  • Kennel Cough (Bordatella): Progard KC is product 31-446 in the Revival Animal Health catalogue and is sold in 10 dose lots for $16.50. This is a nostril application and can be used on pups as young as 3 weeks. An annual revaccination is recommended, but is not necessary. If your dog is not being kenneled, it does not need a bordatella dose at all.


Other things to order at the same time:


Adverse reactions from vaccinations

Adverse reactions from vaccinations are very rare but they do happen. The most common reaction is a dog that exhibits with itching and head-shaking, and the presence of little ulcers or "hives" on its face and head.  These eruptions on the skin are called urticarial reactions and are rounded swollen areas that have responded locally to the administration of a substance to which the dog is allergic (i.e. the vaccine).  Hives are caused when the body releases histamine from a cell called a mast cell. The histamine then causes leaking of fluid into the surrounding body tissues from the small blood vessels and stimulates the nearby nerve endings producing the itching sensation. As long as the dog is breathing normally, it will probably be fine and everything will calm down in a day or two.

The vast majority of vaccine reactions in dogs fall into the previous category of "minor irritant."

It is very very rare, but a more serious reaction can also happen which is that the tracheal, laryngeal and bronchial tissues swell causing a constricted and spastic airway.  Breathing difficulty can result, and life-threatening consequences can follow. In the unlikely occurrence of a major vaccine reaction of this type, rush your dog to a vet immediately.

The worst case scenario occurs when the dog or cat has what is termed an anaphylactic reaction.  These hypersensitivity reactions cause a number of physiologic disturbances within the body: low blood pressure, slow heart rate and depressed breathing rate.  The pet goes into a shock reaction meaning extremely low blood pressure and heart output.  Blood vessels dilate lowering blood pressure, the brain is starved for oxygen and unconsciousness occurs.   Though the chance of this serious adverse reaction happening is extremely low (your dog is far more likely to die from almost any thing else), it's worth having a shot of epinephrine in your medical kit, as it can also help in case of skunk toxic shock. Revival Animal Health sells a single shot of non-prescription epinephrine (AMVET brand) which contains a 1 mg dose for emergency use only in the treatment of anaphylactic shock. Go to and it's product 91-012 and 10ml is $2.95. Be advised, however, that epinephrine has to be kept refrigerated.
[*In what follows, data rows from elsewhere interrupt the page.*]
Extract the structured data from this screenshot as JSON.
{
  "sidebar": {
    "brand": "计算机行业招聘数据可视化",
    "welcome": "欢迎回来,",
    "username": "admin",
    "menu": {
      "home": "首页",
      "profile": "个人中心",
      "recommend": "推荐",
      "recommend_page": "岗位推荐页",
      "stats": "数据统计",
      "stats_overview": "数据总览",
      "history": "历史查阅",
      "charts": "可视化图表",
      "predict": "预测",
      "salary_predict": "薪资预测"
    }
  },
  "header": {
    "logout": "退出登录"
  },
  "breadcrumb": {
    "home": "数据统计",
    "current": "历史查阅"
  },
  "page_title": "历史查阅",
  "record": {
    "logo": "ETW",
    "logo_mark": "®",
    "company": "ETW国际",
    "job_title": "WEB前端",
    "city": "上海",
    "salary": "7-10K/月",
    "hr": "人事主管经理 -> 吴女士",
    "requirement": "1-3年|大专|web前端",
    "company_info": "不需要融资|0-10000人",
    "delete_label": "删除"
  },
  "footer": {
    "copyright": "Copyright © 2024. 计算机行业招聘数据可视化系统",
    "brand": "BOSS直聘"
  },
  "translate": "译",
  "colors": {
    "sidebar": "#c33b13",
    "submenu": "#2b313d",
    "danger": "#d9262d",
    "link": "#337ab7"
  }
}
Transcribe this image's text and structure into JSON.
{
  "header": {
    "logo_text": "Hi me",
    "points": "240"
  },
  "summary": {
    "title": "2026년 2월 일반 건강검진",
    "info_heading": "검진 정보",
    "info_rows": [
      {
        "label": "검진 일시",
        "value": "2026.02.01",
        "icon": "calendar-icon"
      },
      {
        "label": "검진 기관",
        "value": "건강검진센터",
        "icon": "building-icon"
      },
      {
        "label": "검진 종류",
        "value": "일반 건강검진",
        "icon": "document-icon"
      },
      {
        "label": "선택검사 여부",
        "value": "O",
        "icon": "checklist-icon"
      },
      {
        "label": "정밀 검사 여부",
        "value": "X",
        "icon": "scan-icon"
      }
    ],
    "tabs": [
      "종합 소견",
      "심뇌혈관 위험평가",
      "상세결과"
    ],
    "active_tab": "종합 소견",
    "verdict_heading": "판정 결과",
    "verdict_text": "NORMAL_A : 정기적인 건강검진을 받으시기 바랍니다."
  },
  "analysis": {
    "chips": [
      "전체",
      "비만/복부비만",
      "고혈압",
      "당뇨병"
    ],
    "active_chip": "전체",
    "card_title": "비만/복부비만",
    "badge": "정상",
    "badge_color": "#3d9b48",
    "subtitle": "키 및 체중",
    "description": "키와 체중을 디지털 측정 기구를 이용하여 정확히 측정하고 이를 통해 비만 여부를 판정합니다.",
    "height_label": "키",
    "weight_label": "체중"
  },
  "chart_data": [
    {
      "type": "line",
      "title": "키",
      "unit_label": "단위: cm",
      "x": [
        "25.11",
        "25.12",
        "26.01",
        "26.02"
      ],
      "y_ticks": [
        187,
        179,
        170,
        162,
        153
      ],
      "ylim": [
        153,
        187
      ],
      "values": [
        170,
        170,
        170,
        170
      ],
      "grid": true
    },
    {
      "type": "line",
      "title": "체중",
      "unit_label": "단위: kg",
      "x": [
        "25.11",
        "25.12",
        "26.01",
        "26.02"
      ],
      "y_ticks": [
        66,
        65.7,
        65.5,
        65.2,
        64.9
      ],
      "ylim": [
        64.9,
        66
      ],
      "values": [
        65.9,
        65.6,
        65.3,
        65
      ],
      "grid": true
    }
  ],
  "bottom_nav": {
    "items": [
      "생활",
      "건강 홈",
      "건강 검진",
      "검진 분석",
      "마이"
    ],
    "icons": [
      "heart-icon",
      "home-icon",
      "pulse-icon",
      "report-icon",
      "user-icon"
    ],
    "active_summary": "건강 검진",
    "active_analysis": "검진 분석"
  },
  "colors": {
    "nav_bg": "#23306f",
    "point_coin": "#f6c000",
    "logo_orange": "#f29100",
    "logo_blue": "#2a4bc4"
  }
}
The most problematic vaccine is for Leptospirosis and I simply recommend against it unless your dog is doing a lot of ratting.  I hunt my dogs regularly in field and farm and do not vaccinate my dogs against Lepto.


Vaccines Are For Life
Once your dogs has gone through a complete round of vaccines prior to age 6 months, your dog has been vaccinated for life.

Let me repeat that:  after the initial round of vaccines and booster shots, which will all occur before the age of 6 months, your dog will never need another vaccine again. 

The only exception is for rabies, and only because that is a legal requirement.  Rabies vaccines are good for three years.

Ronald D. Schultz, chairman of the University of Wisconsin's Department of Pathobiological Sciences, and the world's foremost expert on dog and cat vaccines wrote in the March 1998 issue of Veterinary Medicine :

"My own pets are vaccinated once or twice as pups and kittens, then never again except for rabies."

If your vet is trying revaccinate your adult dog for anything other than rabies, change vets.

Click here to read about common canine diseases.